Would you please retype the records that follow, word for word?

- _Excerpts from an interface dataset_
----
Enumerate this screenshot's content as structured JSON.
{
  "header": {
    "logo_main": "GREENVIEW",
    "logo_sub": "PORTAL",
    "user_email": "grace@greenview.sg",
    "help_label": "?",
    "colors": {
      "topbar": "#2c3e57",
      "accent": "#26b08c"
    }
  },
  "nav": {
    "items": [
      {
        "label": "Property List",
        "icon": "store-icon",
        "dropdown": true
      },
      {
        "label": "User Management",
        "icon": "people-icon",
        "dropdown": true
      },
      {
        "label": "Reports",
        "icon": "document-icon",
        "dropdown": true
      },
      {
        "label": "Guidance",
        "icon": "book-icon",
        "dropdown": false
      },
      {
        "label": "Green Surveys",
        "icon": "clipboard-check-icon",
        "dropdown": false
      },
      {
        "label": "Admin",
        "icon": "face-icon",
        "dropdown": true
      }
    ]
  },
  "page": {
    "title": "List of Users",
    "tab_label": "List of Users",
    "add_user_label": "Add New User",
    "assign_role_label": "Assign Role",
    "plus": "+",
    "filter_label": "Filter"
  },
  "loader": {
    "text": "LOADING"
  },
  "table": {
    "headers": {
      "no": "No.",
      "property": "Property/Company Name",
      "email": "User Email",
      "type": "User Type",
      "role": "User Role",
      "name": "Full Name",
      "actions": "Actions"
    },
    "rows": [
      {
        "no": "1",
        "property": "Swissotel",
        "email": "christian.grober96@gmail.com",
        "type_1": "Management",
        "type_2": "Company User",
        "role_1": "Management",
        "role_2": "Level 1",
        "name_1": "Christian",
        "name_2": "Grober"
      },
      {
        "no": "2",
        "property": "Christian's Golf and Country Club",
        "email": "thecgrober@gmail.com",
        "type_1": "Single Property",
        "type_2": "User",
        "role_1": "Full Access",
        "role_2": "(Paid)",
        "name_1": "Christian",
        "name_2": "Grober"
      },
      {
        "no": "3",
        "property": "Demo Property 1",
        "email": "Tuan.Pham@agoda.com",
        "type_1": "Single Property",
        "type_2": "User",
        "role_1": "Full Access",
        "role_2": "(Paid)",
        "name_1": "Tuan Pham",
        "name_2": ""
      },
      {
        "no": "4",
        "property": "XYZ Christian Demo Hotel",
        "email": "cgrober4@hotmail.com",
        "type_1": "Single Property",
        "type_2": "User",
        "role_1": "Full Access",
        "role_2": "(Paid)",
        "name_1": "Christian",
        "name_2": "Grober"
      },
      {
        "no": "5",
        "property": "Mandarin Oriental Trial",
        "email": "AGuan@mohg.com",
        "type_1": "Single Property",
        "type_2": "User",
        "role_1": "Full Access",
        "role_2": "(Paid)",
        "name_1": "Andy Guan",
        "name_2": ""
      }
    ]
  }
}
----
- _Response below_
Enumerate this screenshot's content as structured JSON.
{
  "header": {
    "logo_main": "GREENVIEW",
    "logo_sub": "PORTAL",
    "user_email": "grace@greenview.sg",
    "help_label": "?",
    "colors": {
      "topbar": "#2c3e57",
      "accent": "#26b08c"
    }
  },
  "nav": {
    "items": [
      {
        "label": "Property List",
        "icon": "store-icon",
        "dropdown": true
      },
      {
        "label": "User Management",
        "icon": "people-icon",
        "dropdown": true
      },
      {
        "label": "Reports",
        "icon": "document-icon",
        "dropdown": true
      },
      {
        "label": "Guidance",
        "icon": "book-icon",
        "dropdown": false
      },
      {
        "label": "Green Surveys",
        "icon": "clipboard-check-icon",
        "dropdown": false
      },
      {
        "label": "Admin",
        "icon": "face-icon",
        "dropdown": true
      }
    ]
  },
  "page": {
    "title": "List of Users",
    "tab_label": "List of Users",
    "add_user_label": "Add New User",
    "assign_role_label": "Assign Role",
    "plus": "+",
    "filter_label": "Filter"
  },
  "loader": {
    "text": "LOADING"
  },
  "table": {
    "headers": {
      "no": "No.",
      "property": "Property/Company Name",
      "email": "User Email",
      "type": "User Type",
      "role": "User Role",
      "name": "Full Name",
      "actions": "Actions"
    },
    "rows": [
      {
        "no": "1",
        "property": "Swissotel",
        "email": "christian.grober96@gmail.com",
        "type_1": "Management",
        "type_2": "Company User",
        "role_1": "Management",
        "role_2": "Level 1",
        "name_1": "Christian",
        "name_2": "Grober"
      },
      {
        "no": "2",
        "property": "Christian's Golf and Country Club",
        "email": "thecgrober@gmail.com",
        "type_1": "Single Property",
        "type_2": "User",
        "role_1": "Full Access",
        "role_2": "(Paid)",
        "name_1": "Christian",
        "name_2": "Grober"
      },
      {
        "no": "3",
        "property": "Demo Property 1",
        "email": "Tuan.Pham@agoda.com",
        "type_1": "Single Property",
        "type_2": "User",
        "role_1": "Full Access",
        "role_2": "(Paid)",
        "name_1": "Tuan Pham",
        "name_2": ""
      },
      {
        "no": "4",
        "property": "XYZ Christian Demo Hotel",
        "email": "cgrober4@hotmail.com",
        "type_1": "Single Property",
        "type_2": "User",
        "role_1": "Full Access",
        "role_2": "(Paid)",
        "name_1": "Christian",
        "name_2": "Grober"
      },
      {
        "no": "5",
        "property": "Mandarin Oriental Trial",
        "email": "AGuan@mohg.com",
        "type_1": "Single Property",
        "type_2": "User",
        "role_1": "Full Access",
        "role_2": "(Paid)",
        "name_1": "Andy Guan",
        "name_2": ""
      }
    ]
  }
}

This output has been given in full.